Monday, January 26, 2009

Are "warmists" alarmists?

As a confirmed doubter about the "truth" of so-called anthropogenic warming of the planet myself, I was interested to read the ever vigilant co-conspirator Christopher Booker's article in yesterday's Sunday Telegraph.

"The vast mass of Antarctica, all satellite evidence has shown, has been getting colder over the past 30 years. Last year's sea-ice cover was 30 per cent above average."

I know it's not popular to say this but why the f**k do we continue to bang on about global warming being a man-made phenomenon? I wrote this blog last year about James Lovelock, (pictured) the man who developed the "Gaia" theory that the Earth is a living organism with self-healing powers that, for the most part, are beyond the power of us humans to control.

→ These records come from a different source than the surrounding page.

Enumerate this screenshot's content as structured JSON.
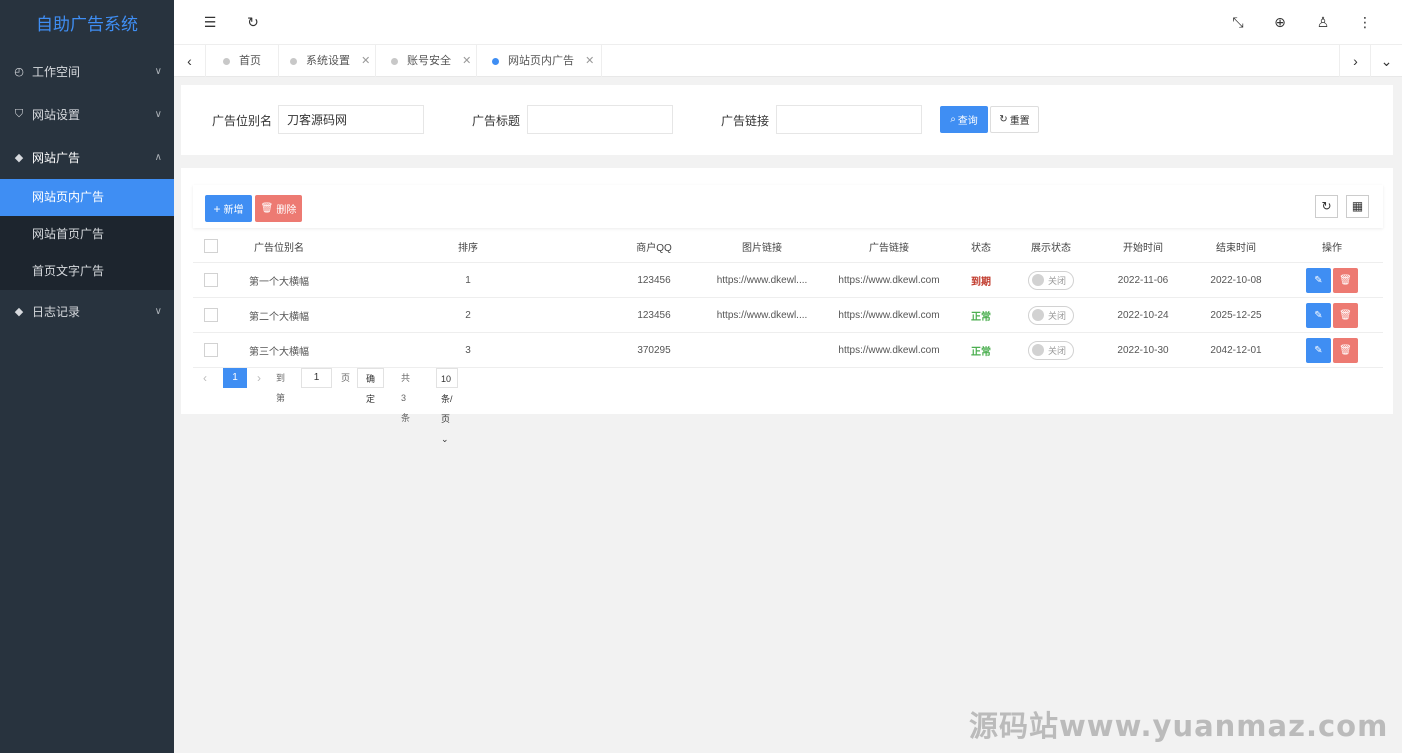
{
  "app": {
    "title": "自助广告系统"
  },
  "sidebar": {
    "items": [
      {
        "label": "工作空间",
        "icon": "dashboard-icon",
        "expanded": false
      },
      {
        "label": "网站设置",
        "icon": "shield-icon",
        "expanded": false
      },
      {
        "label": "网站广告",
        "icon": "layers-icon",
        "expanded": true,
        "children": [
          {
            "label": "网站页内广告",
            "active": true
          },
          {
            "label": "网站首页广告",
            "active": false
          },
          {
            "label": "首页文字广告",
            "active": false
          }
        ]
      },
      {
        "label": "日志记录",
        "icon": "layers-icon",
        "expanded": false
      }
    ]
  },
  "header": {
    "icons": [
      "menu-fold-icon",
      "refresh-icon",
      "fullscreen-icon",
      "globe-icon",
      "user-icon",
      "more-icon"
    ]
  },
  "tabs": [
    {
      "label": "首页",
      "closable": false,
      "active": false
    },
    {
      "label": "系统设置",
      "closable": true,
      "active": false
    },
    {
      "label": "账号安全",
      "closable": true,
      "active": false
    },
    {
      "label": "网站页内广告",
      "closable": true,
      "active": true
    }
  ],
  "search": {
    "fields": [
      {
        "label": "广告位别名",
        "value": "刀客源码网",
        "placeholder": ""
      },
      {
        "label": "广告标题",
        "value": "",
        "placeholder": ""
      },
      {
        "label": "广告链接",
        "value": "",
        "placeholder": ""
      }
    ],
    "query_label": "查询",
    "reset_label": "重置"
  },
  "toolbar": {
    "add_label": "新增",
    "delete_label": "删除"
  },
  "table": {
    "columns": [
      "广告位别名",
      "排序",
      "商户QQ",
      "图片链接",
      "广告链接",
      "状态",
      "展示状态",
      "开始时间",
      "结束时间",
      "操作"
    ],
    "rows": [
      {
        "name": "第一个大横幅",
        "sort": "1",
        "qq": "123456",
        "img": "https://www.dkewl....",
        "link": "https://www.dkewl.com",
        "status": "到期",
        "status_type": "bad",
        "display": "关闭",
        "start": "2022-11-06",
        "end": "2022-10-08"
      },
      {
        "name": "第二个大横幅",
        "sort": "2",
        "qq": "123456",
        "img": "https://www.dkewl....",
        "link": "https://www.dkewl.com",
        "status": "正常",
        "status_type": "ok",
        "display": "关闭",
        "start": "2022-10-24",
        "end": "2025-12-25"
      },
      {
        "name": "第三个大横幅",
        "sort": "3",
        "qq": "370295",
        "img": "",
        "link": "https://www.dkewl.com",
        "status": "正常",
        "status_type": "ok",
        "display": "关闭",
        "start": "2022-10-30",
        "end": "2042-12-01"
      }
    ]
  },
  "pager": {
    "current": "1",
    "goto_prefix": "到第",
    "goto_value": "1",
    "goto_suffix": "页",
    "confirm_label": "确定",
    "total_label": "共 3 条",
    "page_size_label": "10 条/页"
  },
  "watermark": "源码站www.yuanmaz.com",
  "colors": {
    "primary": "#3f8ef3",
    "danger": "#ed7a72",
    "sidebar_bg": "#28333e",
    "ok": "#4caf50",
    "bad": "#c0392b"
  }
}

It was interesting to watch the "Explorer" programme on BBC2 last night which had a segment on a glacier in Argentina that refuses to conform to the stereotype of the IPCC reports that are pumped out regularly by the lazy media. (In fact, it was film of this glacier "calving" into the sea that had been used by Al Gore in his infamous film despite the fact that it had not reduced in size for any time that it has been measured in the past 18 years. On the other hand, we were told about another glacier that has shrunk by a kilometre in the last four years. OK, but why the difference in the two?)

I'm all in favour of conserving resources, re-cycling and cutting energy consumption but please don't try to convince me that the world will come to an end if I don't pay more taxes. My children and yours have enough to worry about as a result of the disastrous Labour government's mismanagement of our economy


Oldrightie said...

I've always agreed that the arguments are mostly arrogant individuals promoting tax generating ideas and overstating the value of the human race to the planet.
A drive to reduce human populations, hence demand and activity, is my favoured option. World wars or land grabbing used to do that.
100 years of careful management of the ever unstoppable growth in populations ought to be possible. Or would that bugger up consumer demand?